Truett was an original. He was sincere in every respect, and he built his business around his Christian faith and his family. He never preached at anyone, did not wear his religious faith on his sleeve. He simply walked the walk and lived his faith humbly each day. Closed on Sunday was a big statement when he started Chick-fil-A in 1946, and it remains so today. He believed it deeply. In all the wonderful news reports this week about his life, it cheered me to read a quotation that I recall from way back: “If it took seven days to make a living with a restaurant,” Truett said, “then we needed to be in some other line of work.” The “we,” of course, referred to his entire family as well as his employees.

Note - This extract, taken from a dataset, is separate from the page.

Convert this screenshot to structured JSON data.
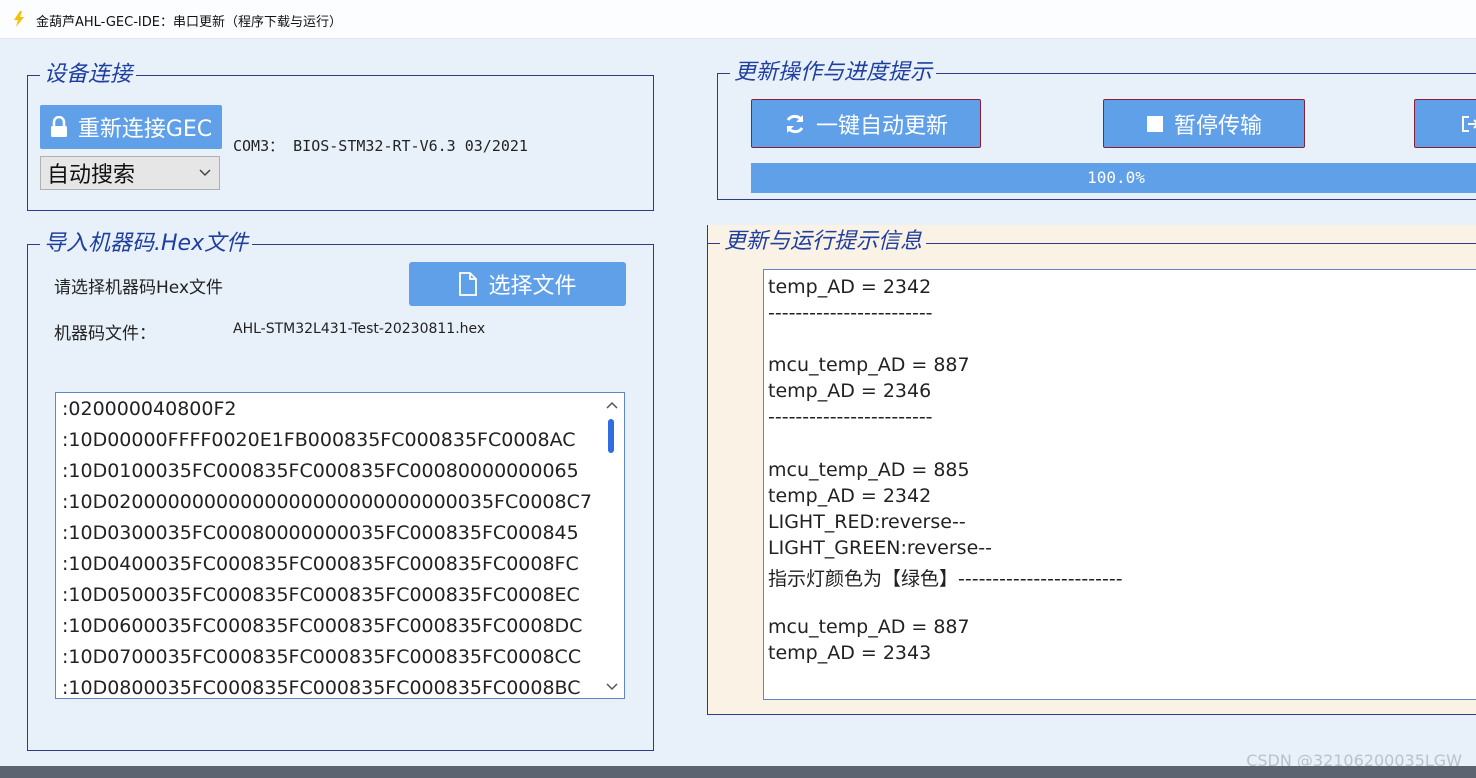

Truett took his own path and moved at his own pace. Building personal wealth never seemed to be a concern. Yet he was as ambitious and determined, and as hard to discourage, as any entrepreneur I’ve seen in my nearly 60 years of work in real estate development and philanthropy. Truett persevered. He was a single-minded entrepreneur, and he was far from being a “get rich quick” kind of thinker. But you never doubted that he intended to succeed. He spent years developing his original recipe for a chicken sandwich, and he was 46 when he finally decided he had it right and opened that first Chick-fil-A restaurant. Today there are more than 1,800 of them in 46 states, with annual sales approaching $6 billion. All this, and he maintained Chick-fil-A as a private company, never risking putting profits ahead of his principles – i.e., pressure from the markets to open on Sunday.